# [TASK STATEMENT]
Set down the line that contains "Convert this screenshot" and every line after it to the end of the entries, exactly as they stand and nothing more.

Excerpts from a dataset
+ + + + +
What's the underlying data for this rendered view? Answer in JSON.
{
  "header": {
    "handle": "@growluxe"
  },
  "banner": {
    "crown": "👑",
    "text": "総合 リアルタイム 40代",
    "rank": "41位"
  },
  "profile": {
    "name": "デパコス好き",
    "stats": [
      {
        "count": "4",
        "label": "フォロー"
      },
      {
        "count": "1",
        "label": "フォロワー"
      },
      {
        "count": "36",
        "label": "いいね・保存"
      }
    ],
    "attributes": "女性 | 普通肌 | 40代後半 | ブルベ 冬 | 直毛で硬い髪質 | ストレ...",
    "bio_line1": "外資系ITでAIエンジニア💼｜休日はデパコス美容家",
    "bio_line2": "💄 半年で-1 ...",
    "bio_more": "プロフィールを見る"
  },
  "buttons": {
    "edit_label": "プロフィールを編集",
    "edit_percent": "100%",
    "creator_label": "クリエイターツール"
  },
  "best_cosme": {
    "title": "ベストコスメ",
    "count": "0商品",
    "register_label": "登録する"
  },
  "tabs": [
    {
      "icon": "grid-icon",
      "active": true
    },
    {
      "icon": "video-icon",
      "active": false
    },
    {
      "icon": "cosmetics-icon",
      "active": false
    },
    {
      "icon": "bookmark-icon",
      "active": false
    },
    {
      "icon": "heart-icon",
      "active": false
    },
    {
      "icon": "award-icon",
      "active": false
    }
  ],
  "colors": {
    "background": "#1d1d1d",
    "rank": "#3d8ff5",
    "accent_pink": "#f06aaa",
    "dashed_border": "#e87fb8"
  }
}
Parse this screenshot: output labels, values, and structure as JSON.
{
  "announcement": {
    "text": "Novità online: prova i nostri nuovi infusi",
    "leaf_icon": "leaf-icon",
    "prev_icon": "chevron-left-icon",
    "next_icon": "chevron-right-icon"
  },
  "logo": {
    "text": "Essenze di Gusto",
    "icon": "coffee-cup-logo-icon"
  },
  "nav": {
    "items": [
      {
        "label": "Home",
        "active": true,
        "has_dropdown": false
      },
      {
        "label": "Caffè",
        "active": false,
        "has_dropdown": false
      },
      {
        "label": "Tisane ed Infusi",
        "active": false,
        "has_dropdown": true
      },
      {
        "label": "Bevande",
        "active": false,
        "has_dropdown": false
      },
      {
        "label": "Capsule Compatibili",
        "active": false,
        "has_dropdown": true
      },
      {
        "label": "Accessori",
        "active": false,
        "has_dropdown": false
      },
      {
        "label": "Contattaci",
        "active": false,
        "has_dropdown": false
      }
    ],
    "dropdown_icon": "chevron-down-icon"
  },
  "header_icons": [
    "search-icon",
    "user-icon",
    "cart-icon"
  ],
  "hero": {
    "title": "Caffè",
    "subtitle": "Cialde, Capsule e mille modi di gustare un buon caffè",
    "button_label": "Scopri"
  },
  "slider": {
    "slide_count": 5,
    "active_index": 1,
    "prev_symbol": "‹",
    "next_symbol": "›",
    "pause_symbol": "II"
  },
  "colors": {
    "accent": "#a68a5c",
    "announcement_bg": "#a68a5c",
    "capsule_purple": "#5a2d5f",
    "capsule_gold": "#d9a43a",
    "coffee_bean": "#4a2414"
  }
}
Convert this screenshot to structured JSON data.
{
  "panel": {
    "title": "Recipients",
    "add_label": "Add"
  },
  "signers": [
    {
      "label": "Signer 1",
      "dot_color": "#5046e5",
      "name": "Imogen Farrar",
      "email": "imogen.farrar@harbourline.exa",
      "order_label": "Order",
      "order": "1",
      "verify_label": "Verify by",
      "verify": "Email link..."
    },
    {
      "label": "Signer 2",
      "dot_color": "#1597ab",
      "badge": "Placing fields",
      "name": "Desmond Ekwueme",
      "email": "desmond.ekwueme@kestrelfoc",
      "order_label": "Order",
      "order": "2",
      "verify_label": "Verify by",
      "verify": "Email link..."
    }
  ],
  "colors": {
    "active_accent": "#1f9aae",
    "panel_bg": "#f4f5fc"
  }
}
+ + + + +
# [SOLVED PROBLEM]
Convert this screenshot to structured JSON data.
{
  "panel": {
    "title": "Recipients",
    "add_label": "Add"
  },
  "signers": [
    {
      "label": "Signer 1",
      "dot_color": "#5046e5",
      "name": "Imogen Farrar",
      "email": "imogen.farrar@harbourline.exa",
      "order_label": "Order",
      "order": "1",
      "verify_label": "Verify by",
      "verify": "Email link..."
    },
    {
      "label": "Signer 2",
      "dot_color": "#1597ab",
      "badge": "Placing fields",
      "name": "Desmond Ekwueme",
      "email": "desmond.ekwueme@kestrelfoc",
      "order_label": "Order",
      "order": "2",
      "verify_label": "Verify by",
      "verify": "Email link..."
    }
  ],
  "colors": {
    "active_accent": "#1f9aae",
    "panel_bg": "#f4f5fc"
  }
}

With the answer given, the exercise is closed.